“This will connect Liberty Village like never before and all for this neighbourhood and around it to flourish,” Layton said.

Layton said that since inception, Liberty Village has not been well served for transit riders as well as drivers, cyclists and pedestrians.

Currently two large GO corridors cut through the neighbourhood with one station providing limited service to the area but Layton said the cost is “prohibitive.”

“It’s only an eight minute ride from here to Union Station on the GO compared to 45 minutes on the streetcar,” said Layton. “But it’s just not worth that $5 premium.”

“I’m optimistic that with Presto and with an adjusted fare structure, like what is being proposed, we will help realize this truly integrated transit network in the west end of the city,” he continued.

The four new GO stations will be brought to the Metrolinx board of directors for approval at its next meeting on June 28.

Three fare options for SmartTrack will also be presented to Metrolinx at the meeting.

The first option would be to modify the existing model which would see passengers transferring from the TTC and the 905 at a reduced or no cost. As well, those transferring between TTC and GO Transit would do so at a reduced cost.

The second option would see the implementation of a zone-based system where commuters pay a fee based on how many zones they travel. A similar system is used in cities such as London and San Francisco.

The third option would be a hybrid system, combining both distance and flat-fare systems.

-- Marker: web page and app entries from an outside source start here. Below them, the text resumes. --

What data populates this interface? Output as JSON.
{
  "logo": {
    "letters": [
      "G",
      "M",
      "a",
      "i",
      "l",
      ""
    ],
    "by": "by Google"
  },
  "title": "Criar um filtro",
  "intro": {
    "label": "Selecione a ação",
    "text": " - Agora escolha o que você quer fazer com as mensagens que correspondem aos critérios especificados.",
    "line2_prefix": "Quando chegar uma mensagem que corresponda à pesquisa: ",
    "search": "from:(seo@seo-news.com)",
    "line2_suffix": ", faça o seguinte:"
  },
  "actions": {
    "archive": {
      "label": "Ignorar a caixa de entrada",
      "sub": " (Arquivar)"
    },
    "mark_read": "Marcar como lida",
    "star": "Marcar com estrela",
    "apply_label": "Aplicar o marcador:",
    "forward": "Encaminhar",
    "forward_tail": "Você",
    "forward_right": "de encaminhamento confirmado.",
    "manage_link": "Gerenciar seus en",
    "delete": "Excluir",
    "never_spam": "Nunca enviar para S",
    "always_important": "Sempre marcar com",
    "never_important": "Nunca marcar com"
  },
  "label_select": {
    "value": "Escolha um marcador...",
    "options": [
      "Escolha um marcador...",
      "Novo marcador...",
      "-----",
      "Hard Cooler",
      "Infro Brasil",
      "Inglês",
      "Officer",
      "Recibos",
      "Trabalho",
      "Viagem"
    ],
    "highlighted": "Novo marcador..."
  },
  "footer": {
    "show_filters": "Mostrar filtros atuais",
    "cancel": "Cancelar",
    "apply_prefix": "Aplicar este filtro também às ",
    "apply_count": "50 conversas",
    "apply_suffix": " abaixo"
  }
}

This option would create a new regional system where customers on buses and streetcars pay a flat fee but those on subways, LRTs and GO Transit pay based on the distance travelled.

Tory is expected to make another announcement about SmartTrack in the city’s east end on Wednesday.